◆ ACTION ITEM:
All of the data goes into your copy exactly as written. Images do not.

◆ RECORDS SUPPLIED:
.....

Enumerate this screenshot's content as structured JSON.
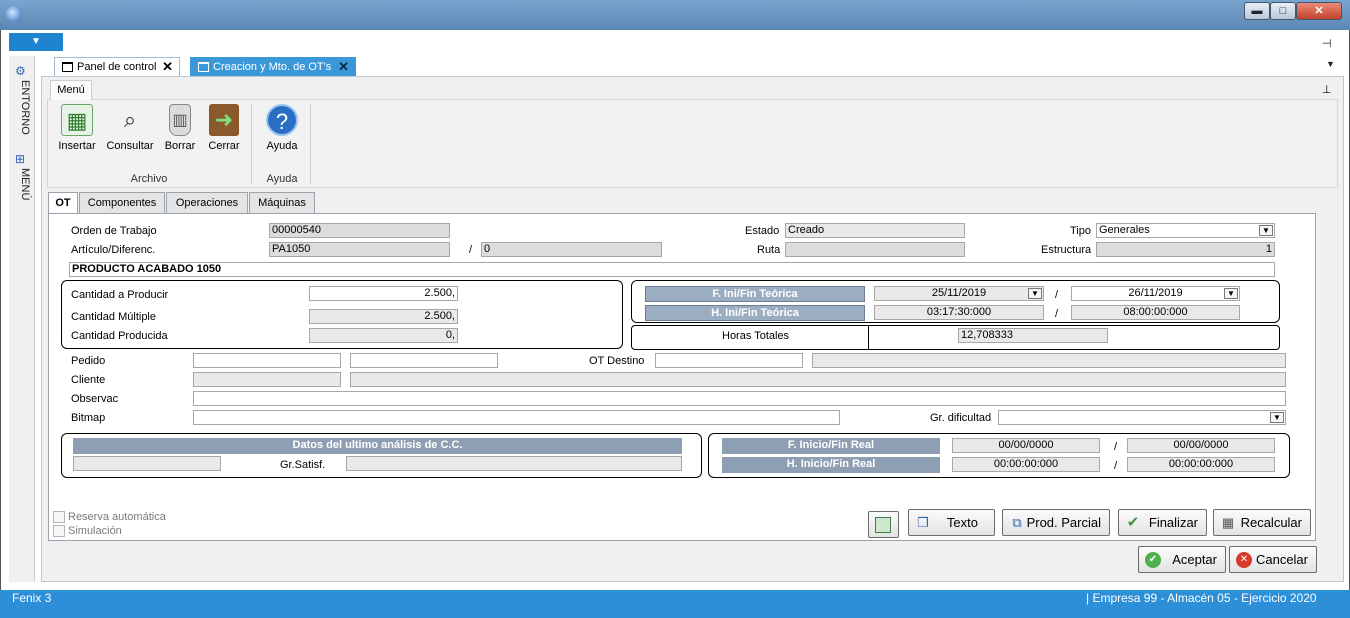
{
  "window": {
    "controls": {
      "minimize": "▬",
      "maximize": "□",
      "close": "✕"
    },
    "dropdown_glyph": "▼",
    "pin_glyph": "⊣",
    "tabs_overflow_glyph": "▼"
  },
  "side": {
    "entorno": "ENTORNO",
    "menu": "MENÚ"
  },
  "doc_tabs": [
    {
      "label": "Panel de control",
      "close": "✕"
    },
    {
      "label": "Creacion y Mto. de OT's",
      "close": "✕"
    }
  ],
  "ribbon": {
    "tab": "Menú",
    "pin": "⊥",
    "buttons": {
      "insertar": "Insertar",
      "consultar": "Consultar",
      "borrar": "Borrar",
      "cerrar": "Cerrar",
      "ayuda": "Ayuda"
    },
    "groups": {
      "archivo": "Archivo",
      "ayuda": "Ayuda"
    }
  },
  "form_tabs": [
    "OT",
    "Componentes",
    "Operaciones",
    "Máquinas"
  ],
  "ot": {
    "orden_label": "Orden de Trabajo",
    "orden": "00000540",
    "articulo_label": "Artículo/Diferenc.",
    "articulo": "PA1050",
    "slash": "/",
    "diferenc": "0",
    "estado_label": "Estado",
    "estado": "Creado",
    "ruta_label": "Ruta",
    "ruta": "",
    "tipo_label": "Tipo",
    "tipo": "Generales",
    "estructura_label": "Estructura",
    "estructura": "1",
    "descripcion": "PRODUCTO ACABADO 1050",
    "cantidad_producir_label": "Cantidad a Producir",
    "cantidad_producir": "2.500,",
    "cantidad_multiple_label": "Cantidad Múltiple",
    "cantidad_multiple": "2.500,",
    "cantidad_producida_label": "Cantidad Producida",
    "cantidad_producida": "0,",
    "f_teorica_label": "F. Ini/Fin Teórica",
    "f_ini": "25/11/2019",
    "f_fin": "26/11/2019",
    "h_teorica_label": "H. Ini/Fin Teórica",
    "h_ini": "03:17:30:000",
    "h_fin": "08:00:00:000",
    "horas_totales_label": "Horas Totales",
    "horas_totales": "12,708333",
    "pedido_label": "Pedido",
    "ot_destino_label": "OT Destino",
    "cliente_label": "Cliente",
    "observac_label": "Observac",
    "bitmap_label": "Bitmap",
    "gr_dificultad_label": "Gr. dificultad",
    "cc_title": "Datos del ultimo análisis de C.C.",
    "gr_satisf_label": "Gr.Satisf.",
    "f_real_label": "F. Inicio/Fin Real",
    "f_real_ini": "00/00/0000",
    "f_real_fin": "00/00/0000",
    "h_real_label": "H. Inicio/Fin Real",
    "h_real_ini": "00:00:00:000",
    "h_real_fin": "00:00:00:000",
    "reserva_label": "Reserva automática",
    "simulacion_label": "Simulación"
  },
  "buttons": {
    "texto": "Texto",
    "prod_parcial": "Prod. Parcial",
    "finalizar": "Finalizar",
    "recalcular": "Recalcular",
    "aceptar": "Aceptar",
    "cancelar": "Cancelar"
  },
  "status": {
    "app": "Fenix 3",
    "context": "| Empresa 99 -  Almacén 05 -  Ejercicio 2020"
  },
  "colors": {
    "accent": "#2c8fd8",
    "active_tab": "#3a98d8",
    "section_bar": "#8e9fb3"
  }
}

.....

◆ TASK SOLUTION:
Enumerate this screenshot's content as structured JSON.
{
  "window": {
    "controls": {
      "minimize": "▬",
      "maximize": "□",
      "close": "✕"
    },
    "dropdown_glyph": "▼",
    "pin_glyph": "⊣",
    "tabs_overflow_glyph": "▼"
  },
  "side": {
    "entorno": "ENTORNO",
    "menu": "MENÚ"
  },
  "doc_tabs": [
    {
      "label": "Panel de control",
      "close": "✕"
    },
    {
      "label": "Creacion y Mto. de OT's",
      "close": "✕"
    }
  ],
  "ribbon": {
    "tab": "Menú",
    "pin": "⊥",
    "buttons": {
      "insertar": "Insertar",
      "consultar": "Consultar",
      "borrar": "Borrar",
      "cerrar": "Cerrar",
      "ayuda": "Ayuda"
    },
    "groups": {
      "archivo": "Archivo",
      "ayuda": "Ayuda"
    }
  },
  "form_tabs": [
    "OT",
    "Componentes",
    "Operaciones",
    "Máquinas"
  ],
  "ot": {
    "orden_label": "Orden de Trabajo",
    "orden": "00000540",
    "articulo_label": "Artículo/Diferenc.",
    "articulo": "PA1050",
    "slash": "/",
    "diferenc": "0",
    "estado_label": "Estado",
    "estado": "Creado",
    "ruta_label": "Ruta",
    "ruta": "",
    "tipo_label": "Tipo",
    "tipo": "Generales",
    "estructura_label": "Estructura",
    "estructura": "1",
    "descripcion": "PRODUCTO ACABADO 1050",
    "cantidad_producir_label": "Cantidad a Producir",
    "cantidad_producir": "2.500,",
    "cantidad_multiple_label": "Cantidad Múltiple",
    "cantidad_multiple": "2.500,",
    "cantidad_producida_label": "Cantidad Producida",
    "cantidad_producida": "0,",
    "f_teorica_label": "F. Ini/Fin Teórica",
    "f_ini": "25/11/2019",
    "f_fin": "26/11/2019",
    "h_teorica_label": "H. Ini/Fin Teórica",
    "h_ini": "03:17:30:000",
    "h_fin": "08:00:00:000",
    "horas_totales_label": "Horas Totales",
    "horas_totales": "12,708333",
    "pedido_label": "Pedido",
    "ot_destino_label": "OT Destino",
    "cliente_label": "Cliente",
    "observac_label": "Observac",
    "bitmap_label": "Bitmap",
    "gr_dificultad_label": "Gr. dificultad",
    "cc_title": "Datos del ultimo análisis de C.C.",
    "gr_satisf_label": "Gr.Satisf.",
    "f_real_label": "F. Inicio/Fin Real",
    "f_real_ini": "00/00/0000",
    "f_real_fin": "00/00/0000",
    "h_real_label": "H. Inicio/Fin Real",
    "h_real_ini": "00:00:00:000",
    "h_real_fin": "00:00:00:000",
    "reserva_label": "Reserva automática",
    "simulacion_label": "Simulación"
  },
  "buttons": {
    "texto": "Texto",
    "prod_parcial": "Prod. Parcial",
    "finalizar": "Finalizar",
    "recalcular": "Recalcular",
    "aceptar": "Aceptar",
    "cancelar": "Cancelar"
  },
  "status": {
    "app": "Fenix 3",
    "context": "| Empresa 99 -  Almacén 05 -  Ejercicio 2020"
  },
  "colors": {
    "accent": "#2c8fd8",
    "active_tab": "#3a98d8",
    "section_bar": "#8e9fb3"
  }
}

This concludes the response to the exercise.